(Recorded data)

☆ ☆ ☆

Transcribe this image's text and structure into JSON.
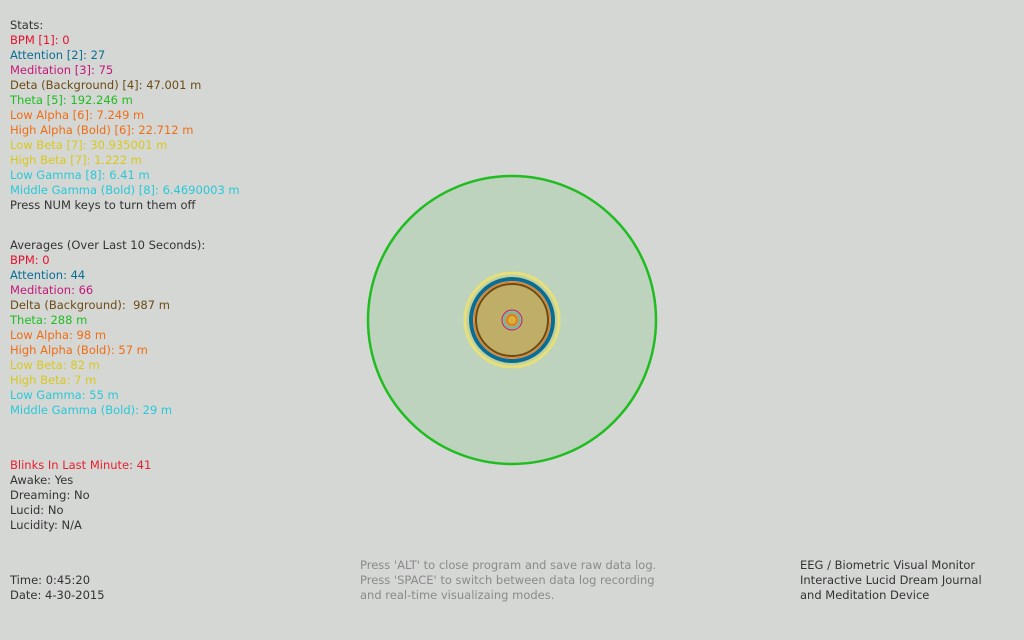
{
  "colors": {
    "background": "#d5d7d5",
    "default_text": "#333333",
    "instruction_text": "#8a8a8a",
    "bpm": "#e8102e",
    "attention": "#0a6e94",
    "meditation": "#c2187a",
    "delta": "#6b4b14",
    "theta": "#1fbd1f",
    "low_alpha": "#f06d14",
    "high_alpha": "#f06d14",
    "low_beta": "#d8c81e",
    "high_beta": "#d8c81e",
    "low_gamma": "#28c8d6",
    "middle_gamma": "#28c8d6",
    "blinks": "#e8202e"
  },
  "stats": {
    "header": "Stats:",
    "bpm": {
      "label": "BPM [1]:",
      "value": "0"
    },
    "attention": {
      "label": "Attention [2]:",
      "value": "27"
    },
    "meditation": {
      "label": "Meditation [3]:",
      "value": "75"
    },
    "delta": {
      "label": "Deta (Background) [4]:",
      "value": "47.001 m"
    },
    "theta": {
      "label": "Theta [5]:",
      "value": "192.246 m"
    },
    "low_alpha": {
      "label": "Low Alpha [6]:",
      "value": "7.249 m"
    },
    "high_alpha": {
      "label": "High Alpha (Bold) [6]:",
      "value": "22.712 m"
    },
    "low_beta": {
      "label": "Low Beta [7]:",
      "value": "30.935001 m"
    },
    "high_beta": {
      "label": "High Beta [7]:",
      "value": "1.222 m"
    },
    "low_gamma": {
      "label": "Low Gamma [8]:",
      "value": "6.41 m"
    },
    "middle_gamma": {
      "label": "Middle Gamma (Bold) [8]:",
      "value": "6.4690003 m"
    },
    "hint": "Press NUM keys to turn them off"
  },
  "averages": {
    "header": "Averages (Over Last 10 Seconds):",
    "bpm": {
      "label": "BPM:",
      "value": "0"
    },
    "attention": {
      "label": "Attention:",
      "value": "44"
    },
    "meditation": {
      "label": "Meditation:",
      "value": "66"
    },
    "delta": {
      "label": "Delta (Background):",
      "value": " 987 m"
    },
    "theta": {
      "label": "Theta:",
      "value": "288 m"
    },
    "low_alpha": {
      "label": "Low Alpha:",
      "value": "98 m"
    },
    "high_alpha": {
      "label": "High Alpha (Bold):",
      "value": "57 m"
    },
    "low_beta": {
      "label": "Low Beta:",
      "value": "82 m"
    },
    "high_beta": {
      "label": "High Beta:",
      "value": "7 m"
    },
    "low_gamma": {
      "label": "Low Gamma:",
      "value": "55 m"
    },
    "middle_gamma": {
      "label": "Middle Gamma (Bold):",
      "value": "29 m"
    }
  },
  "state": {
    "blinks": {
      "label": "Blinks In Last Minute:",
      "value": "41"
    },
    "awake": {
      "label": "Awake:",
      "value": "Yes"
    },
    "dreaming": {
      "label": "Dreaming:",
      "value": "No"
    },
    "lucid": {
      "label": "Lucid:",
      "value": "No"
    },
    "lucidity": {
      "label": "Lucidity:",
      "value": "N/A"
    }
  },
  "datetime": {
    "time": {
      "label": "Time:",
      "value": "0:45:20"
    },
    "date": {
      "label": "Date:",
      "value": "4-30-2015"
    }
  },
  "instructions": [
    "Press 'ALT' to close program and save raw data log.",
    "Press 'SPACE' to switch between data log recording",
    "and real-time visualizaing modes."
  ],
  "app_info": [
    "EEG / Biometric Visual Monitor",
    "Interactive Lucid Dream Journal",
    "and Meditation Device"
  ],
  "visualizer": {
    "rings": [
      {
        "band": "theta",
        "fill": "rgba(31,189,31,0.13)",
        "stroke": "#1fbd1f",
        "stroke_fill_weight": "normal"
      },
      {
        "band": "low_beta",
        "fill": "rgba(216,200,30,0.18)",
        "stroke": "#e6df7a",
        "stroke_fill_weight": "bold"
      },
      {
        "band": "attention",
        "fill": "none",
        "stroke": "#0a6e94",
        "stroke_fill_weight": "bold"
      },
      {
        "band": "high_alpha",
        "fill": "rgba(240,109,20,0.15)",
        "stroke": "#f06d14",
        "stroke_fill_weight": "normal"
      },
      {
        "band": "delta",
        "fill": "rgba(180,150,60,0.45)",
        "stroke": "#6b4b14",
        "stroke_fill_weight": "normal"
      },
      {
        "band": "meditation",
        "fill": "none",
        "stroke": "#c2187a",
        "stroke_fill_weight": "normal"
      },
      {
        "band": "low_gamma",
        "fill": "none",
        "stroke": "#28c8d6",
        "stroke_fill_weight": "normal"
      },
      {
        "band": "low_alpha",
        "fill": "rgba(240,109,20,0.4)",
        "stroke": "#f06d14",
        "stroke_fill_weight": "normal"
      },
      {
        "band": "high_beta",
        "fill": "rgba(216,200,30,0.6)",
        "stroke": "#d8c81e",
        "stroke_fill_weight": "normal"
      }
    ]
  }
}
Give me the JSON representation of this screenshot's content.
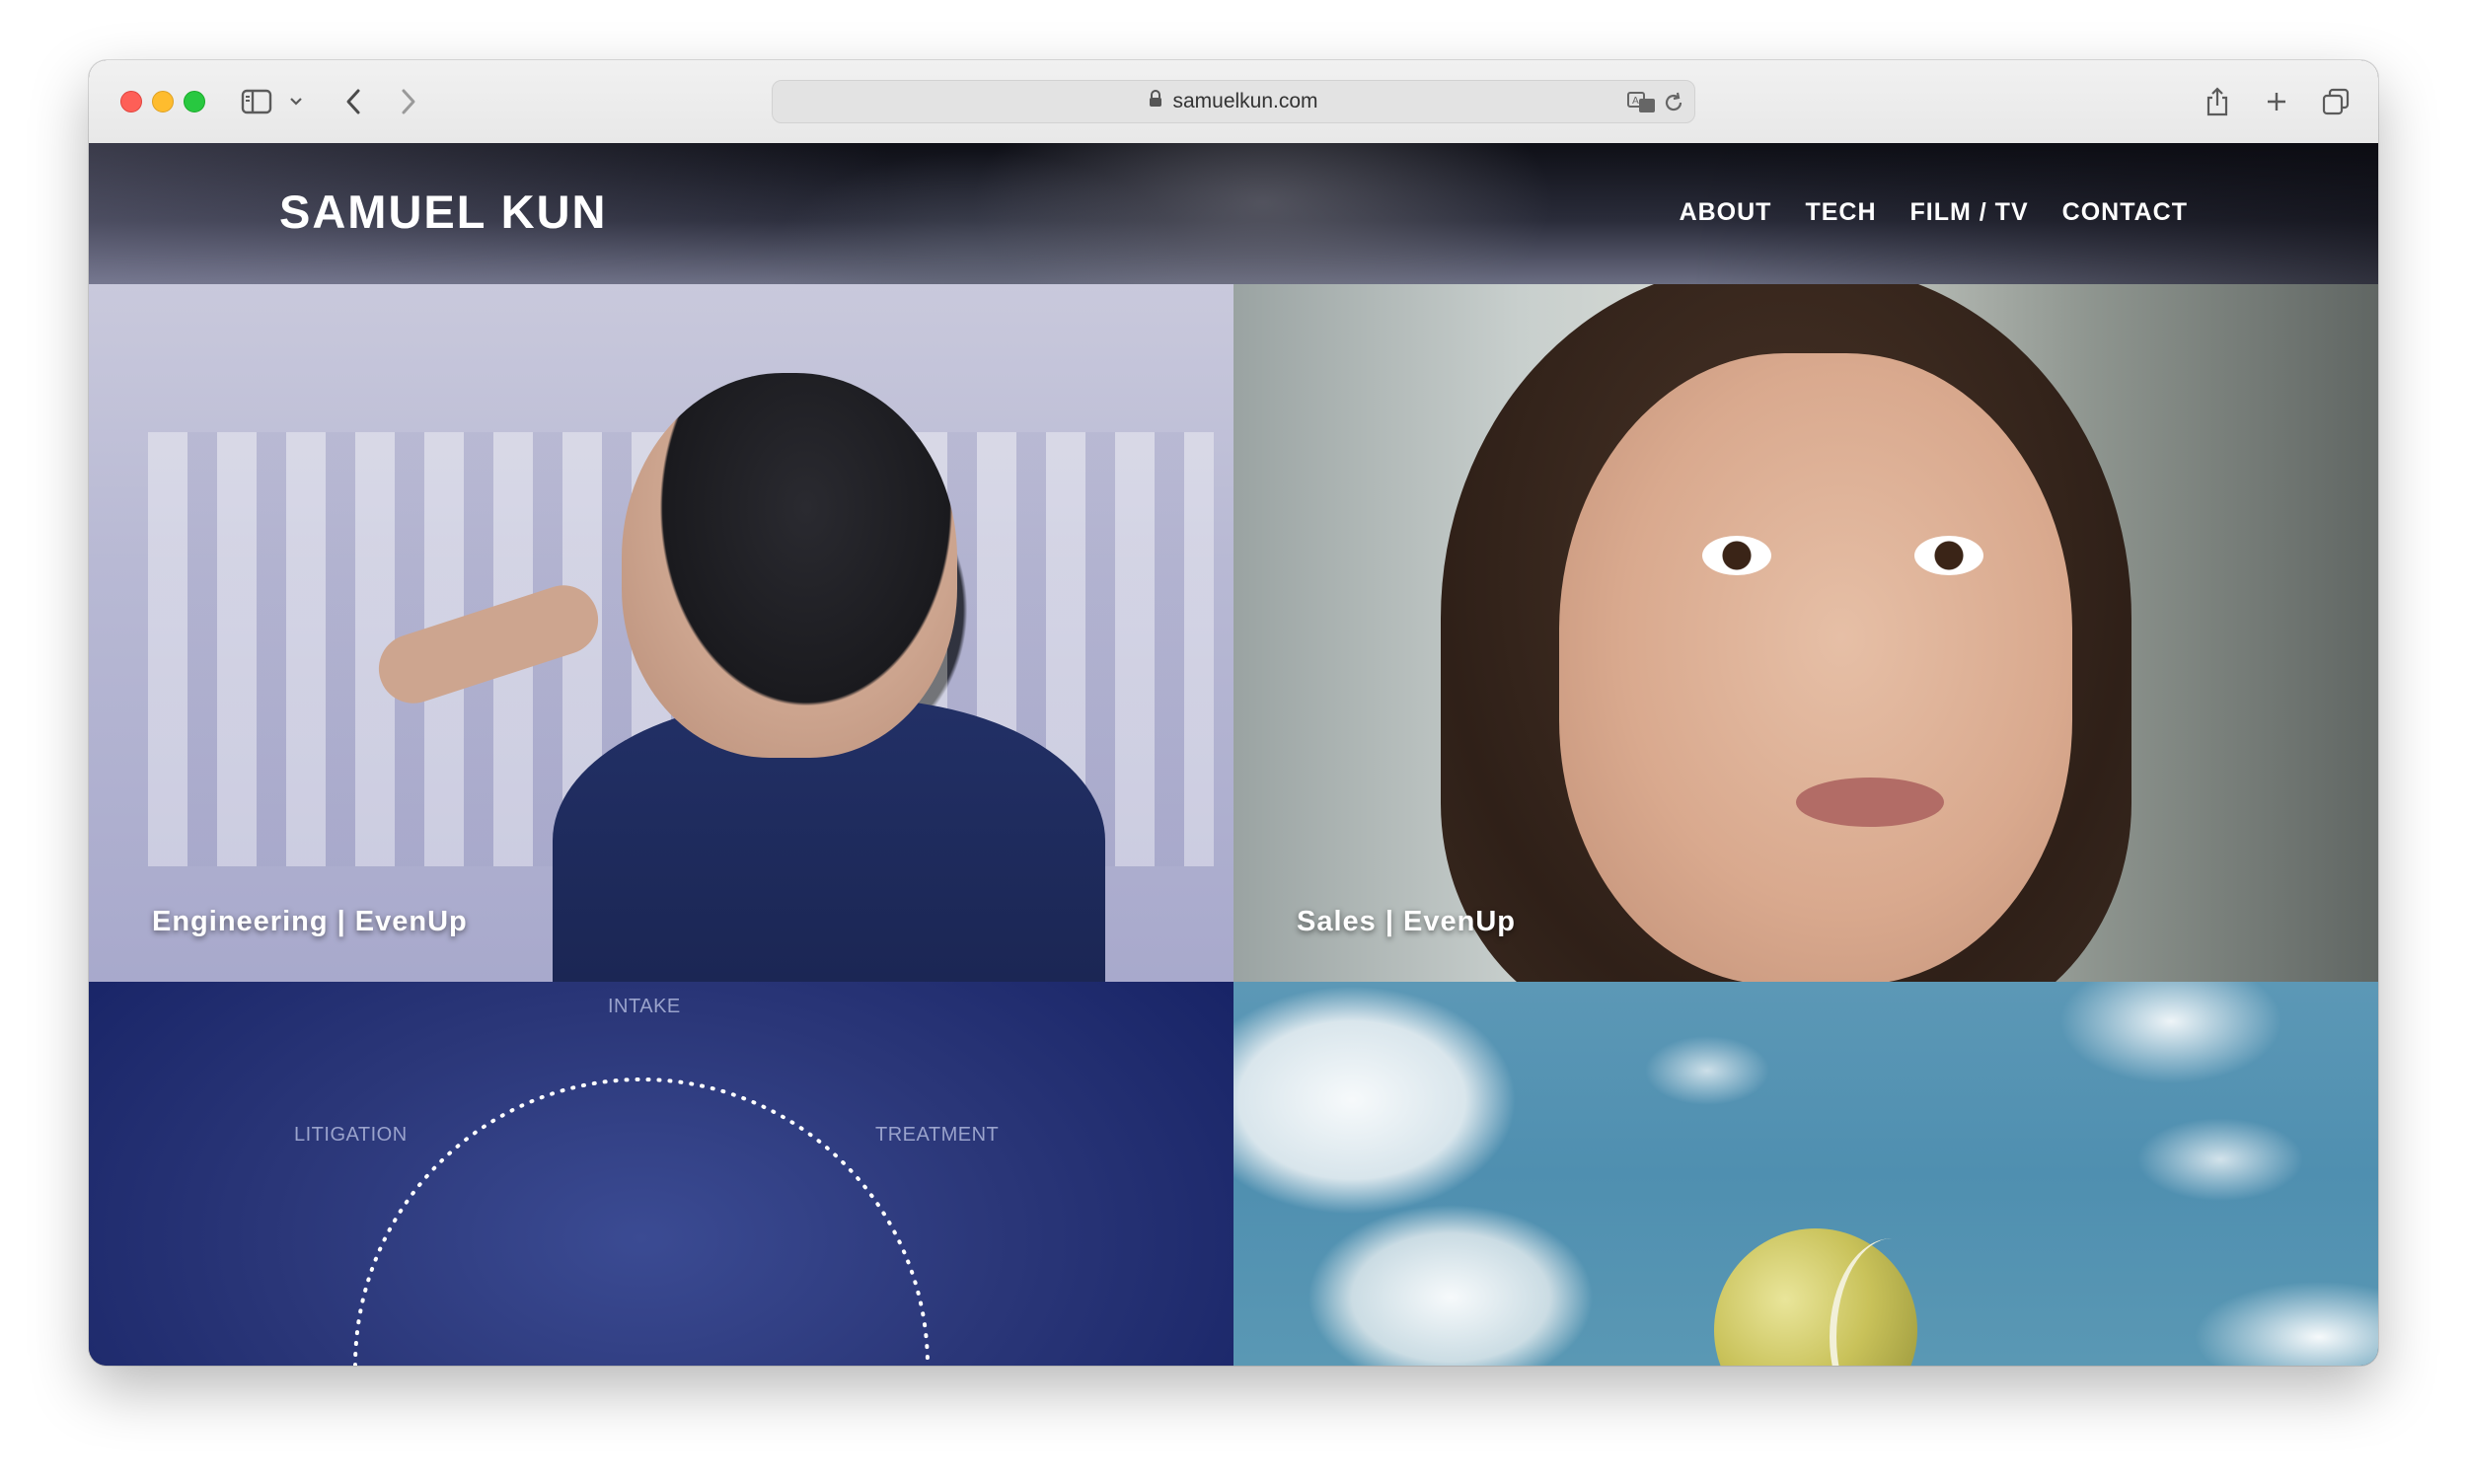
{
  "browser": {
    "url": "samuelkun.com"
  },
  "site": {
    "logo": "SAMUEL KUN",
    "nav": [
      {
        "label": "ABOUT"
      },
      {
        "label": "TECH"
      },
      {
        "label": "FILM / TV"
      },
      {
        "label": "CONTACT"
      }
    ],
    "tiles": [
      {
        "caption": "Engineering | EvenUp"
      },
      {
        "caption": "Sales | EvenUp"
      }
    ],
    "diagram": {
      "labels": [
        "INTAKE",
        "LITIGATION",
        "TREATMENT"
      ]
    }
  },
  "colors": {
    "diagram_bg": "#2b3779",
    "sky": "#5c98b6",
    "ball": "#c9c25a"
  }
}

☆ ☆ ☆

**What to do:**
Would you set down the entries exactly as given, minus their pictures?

**Solution to the exercise:**
Transcribe this image's text and structure into JSON.
{
  "colors": {
    "background": "#d5d7d5",
    "default_text": "#333333",
    "instruction_text": "#8a8a8a",
    "bpm": "#e8102e",
    "attention": "#0a6e94",
    "meditation": "#c2187a",
    "delta": "#6b4b14",
    "theta": "#1fbd1f",
    "low_alpha": "#f06d14",
    "high_alpha": "#f06d14",
    "low_beta": "#d8c81e",
    "high_beta": "#d8c81e",
    "low_gamma": "#28c8d6",
    "middle_gamma": "#28c8d6",
    "blinks": "#e8202e"
  },
  "stats": {
    "header": "Stats:",
    "bpm": {
      "label": "BPM [1]:",
      "value": "0"
    },
    "attention": {
      "label": "Attention [2]:",
      "value": "27"
    },
    "meditation": {
      "label": "Meditation [3]:",
      "value": "75"
    },
    "delta": {
      "label": "Deta (Background) [4]:",
      "value": "47.001 m"
    },
    "theta": {
      "label": "Theta [5]:",
      "value": "192.246 m"
    },
    "low_alpha": {
      "label": "Low Alpha [6]:",
      "value": "7.249 m"
    },
    "high_alpha": {
      "label": "High Alpha (Bold) [6]:",
      "value": "22.712 m"
    },
    "low_beta": {
      "label": "Low Beta [7]:",
      "value": "30.935001 m"
    },
    "high_beta": {
      "label": "High Beta [7]:",
      "value": "1.222 m"
    },
    "low_gamma": {
      "label": "Low Gamma [8]:",
      "value": "6.41 m"
    },
    "middle_gamma": {
      "label": "Middle Gamma (Bold) [8]:",
      "value": "6.4690003 m"
    },
    "hint": "Press NUM keys to turn them off"
  },
  "averages": {
    "header": "Averages (Over Last 10 Seconds):",
    "bpm": {
      "label": "BPM:",
      "value": "0"
    },
    "attention": {
      "label": "Attention:",
      "value": "44"
    },
    "meditation": {
      "label": "Meditation:",
      "value": "66"
    },
    "delta": {
      "label": "Delta (Background):",
      "value": " 987 m"
    },
    "theta": {
      "label": "Theta:",
      "value": "288 m"
    },
    "low_alpha": {
      "label": "Low Alpha:",
      "value": "98 m"
    },
    "high_alpha": {
      "label": "High Alpha (Bold):",
      "value": "57 m"
    },
    "low_beta": {
      "label": "Low Beta:",
      "value": "82 m"
    },
    "high_beta": {
      "label": "High Beta:",
      "value": "7 m"
    },
    "low_gamma": {
      "label": "Low Gamma:",
      "value": "55 m"
    },
    "middle_gamma": {
      "label": "Middle Gamma (Bold):",
      "value": "29 m"
    }
  },
  "state": {
    "blinks": {
      "label": "Blinks In Last Minute:",
      "value": "41"
    },
    "awake": {
      "label": "Awake:",
      "value": "Yes"
    },
    "dreaming": {
      "label": "Dreaming:",
      "value": "No"
    },
    "lucid": {
      "label": "Lucid:",
      "value": "No"
    },
    "lucidity": {
      "label": "Lucidity:",
      "value": "N/A"
    }
  },
  "datetime": {
    "time": {
      "label": "Time:",
      "value": "0:45:20"
    },
    "date": {
      "label": "Date:",
      "value": "4-30-2015"
    }
  },
  "instructions": [
    "Press 'ALT' to close program and save raw data log.",
    "Press 'SPACE' to switch between data log recording",
    "and real-time visualizaing modes."
  ],
  "app_info": [
    "EEG / Biometric Visual Monitor",
    "Interactive Lucid Dream Journal",
    "and Meditation Device"
  ],
  "visualizer": {
    "rings": [
      {
        "band": "theta",
        "fill": "rgba(31,189,31,0.13)",
        "stroke": "#1fbd1f",
        "stroke_fill_weight": "normal"
      },
      {
        "band": "low_beta",
        "fill": "rgba(216,200,30,0.18)",
        "stroke": "#e6df7a",
        "stroke_fill_weight": "bold"
      },
      {
        "band": "attention",
        "fill": "none",
        "stroke": "#0a6e94",
        "stroke_fill_weight": "bold"
      },
      {
        "band": "high_alpha",
        "fill": "rgba(240,109,20,0.15)",
        "stroke": "#f06d14",
        "stroke_fill_weight": "normal"
      },
      {
        "band": "delta",
        "fill": "rgba(180,150,60,0.45)",
        "stroke": "#6b4b14",
        "stroke_fill_weight": "normal"
      },
      {
        "band": "meditation",
        "fill": "none",
        "stroke": "#c2187a",
        "stroke_fill_weight": "normal"
      },
      {
        "band": "low_gamma",
        "fill": "none",
        "stroke": "#28c8d6",
        "stroke_fill_weight": "normal"
      },
      {
        "band": "low_alpha",
        "fill": "rgba(240,109,20,0.4)",
        "stroke": "#f06d14",
        "stroke_fill_weight": "normal"
      },
      {
        "band": "high_beta",
        "fill": "rgba(216,200,30,0.6)",
        "stroke": "#d8c81e",
        "stroke_fill_weight": "normal"
      }
    ]
  }
}
Give me the JSON representation of this screenshot's content.
{
  "browser": {
    "url": "samuelkun.com"
  },
  "site": {
    "logo": "SAMUEL KUN",
    "nav": [
      {
        "label": "ABOUT"
      },
      {
        "label": "TECH"
      },
      {
        "label": "FILM / TV"
      },
      {
        "label": "CONTACT"
      }
    ],
    "tiles": [
      {
        "caption": "Engineering | EvenUp"
      },
      {
        "caption": "Sales | EvenUp"
      }
    ],
    "diagram": {
      "labels": [
        "INTAKE",
        "LITIGATION",
        "TREATMENT"
      ]
    }
  },
  "colors": {
    "diagram_bg": "#2b3779",
    "sky": "#5c98b6",
    "ball": "#c9c25a"
  }
}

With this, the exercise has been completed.